The Good News
The SCC can thankfully fix this Dominion efficiency underinvestment problem, and without legislative involvement, by simply eliminating Dominion’s reliance on nonsensical budget ceilings that strangle efficiency programs in the crib. Currently, Dominion proposes good, commonsense efficiency measures, but in the same breath “caps” every single one of them by limiting the investment under a very low funding ceiling (indeed, in this case the lowest per program amount ever).
As explained in NRDC’s comments and testimony to the Commission, here’s why budget caps on efficiency programs are backwards: pre-determining random budget limits for cost-effective efficiency programs is like building a high-performance sportscar from scratch, sinking labor, material, design, and fabrication costs to roll it off the assembly line, only to randomly limit the car to drive a max of just 55 MPH, only providing enough gasoline to drive just 10,000 miles, and then scrapping it at the junkyard. A lot of work, minimal reward.
Put another way, Dominion’s low budget ceilings on efficiency is like building a dispatchable electric generating unit, at a cost of $1 billion ratepayer dollars, but then only allowing it to run 50% of the year, and then junking it after just five years of service, regardless of how well it could have kept performing.
Rather than knee-capping their own programs, in favor of Dominion’s more expensive, lucrative steel in the ground, the SCC should require Dominion simply do what utilities do in normally regulated states: aspire to capture all cost-effective savings from each efficiency measure, reaching as many customers as is feasible, as is determined through straightforward “potential studies,” and then design each program to tap that full savings potential, without arbitrary cost limits or 5-year cliffs.
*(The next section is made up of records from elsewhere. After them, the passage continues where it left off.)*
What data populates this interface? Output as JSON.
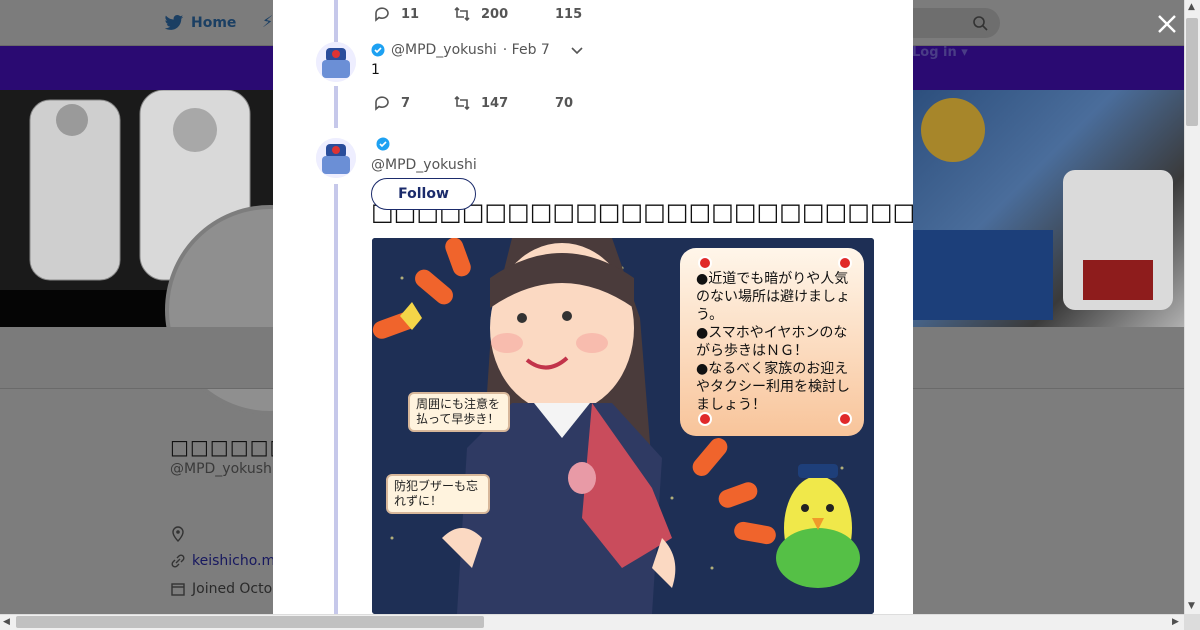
{
  "background": {
    "nav_home_label": "Home",
    "login_label": "Log in",
    "profile_name": "□□□□□□□□□□",
    "profile_handle": "@MPD_yokush",
    "profile_link": "keishicho.m",
    "profile_joined": "Joined Octo"
  },
  "thread": {
    "tweet1": {
      "replies": "11",
      "retweets": "200",
      "likes": "115"
    },
    "tweet2": {
      "handle": "@MPD_yokushi",
      "date": "· Feb 7",
      "text": "1",
      "replies": "7",
      "retweets": "147",
      "likes": "70"
    },
    "tweet3": {
      "handle": "@MPD_yokushi",
      "follow_label": "Follow",
      "text": "□□□□□□□□□□□□□□□□□□□□□□□□□□□□□□□□□□□□□□□□□□□□□□□□□□"
    }
  },
  "illustration": {
    "notice_lines": [
      "●近道でも暗がりや人気のない場所は避けましょう。",
      "●スマホやイヤホンのながら歩きはＮＧ！",
      "●なるべく家族のお迎えやタクシー利用を検討しましょう！"
    ],
    "bubble1": "周囲にも注意を払って早歩き！",
    "bubble2": "防犯ブザーも忘れずに！"
  },
  "colors": {
    "accent_blue": "#1da1f2",
    "thread_line": "#c6c8ea",
    "purple_bar": "#2a0a72",
    "overlay_gray": "#7d7d7d"
  }
}
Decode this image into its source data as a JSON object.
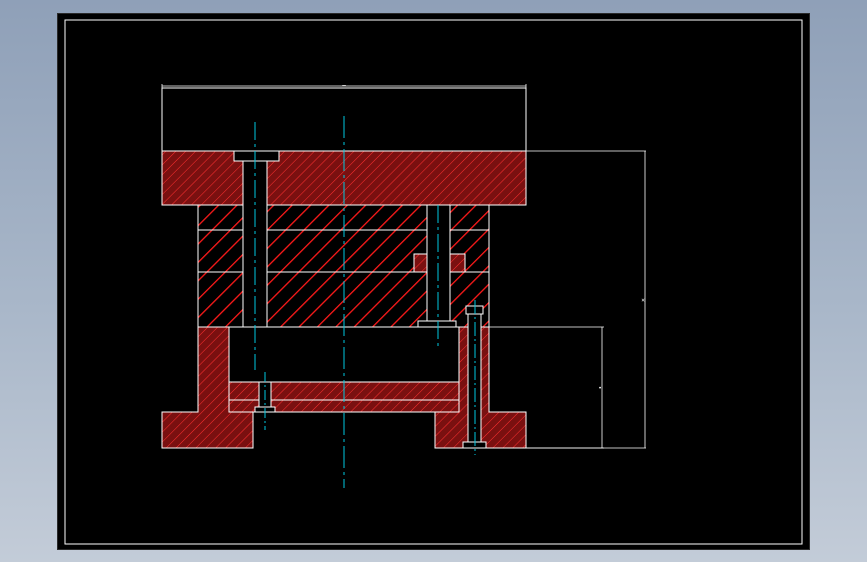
{
  "colors": {
    "background": "#000000",
    "outline": "#ffffff",
    "hatch": "#ff2020",
    "centerline": "#00c8e0",
    "window_gradient_top": "#8fa0b8",
    "window_gradient_bottom": "#c3ccd8"
  },
  "dimensions": {
    "top_width": "–",
    "total_height": "×",
    "lower_height": "•"
  }
}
And after those efficiency programs have ramped up, simply use "evaluation and verification" data (the topic of another important proceeding at the SCC), to confirm that the programs are delivering savings as designed, and if not, adjust accordingly. (And that includes maybe capping or even discontinuing poorly performing programs, but based on actual real-world, after-the-fact performance data.) It just ain't rocket science, and in fact it's what all those utilities in surrounding regulated states do, to help keep their rates lower than Dominion's.
If the SCC required Dominion to do so, you can bet your bottom dollar (hopefully one saved through a Dominion efficiency program!) that Dominion will serve far more than just 3 out of a hundred of its customers with good, bill-lowering efficiency programs. And maybe, just maybe, Dominion’s excessively high rates will start to come down as well.
So here’s to hoping the Commission abandons, in this efficiency proceeding, its antiquated and harmful reliance on arbitrary cost ceilings (which, for the record, began at the Commission’s behest over a decade ago, and with which Dominion is apparently only too happy to acquiesce).
If it doesn’t, and Dominion continues to shortchange efficiency in service to its shareholder owners on Wall Street, rather than serving Joan and Johnny Virginia, it may well be time to consider the wisdom of returning Virginia back to traditional monopoly regulation, and the rightsized electric rates that come with it.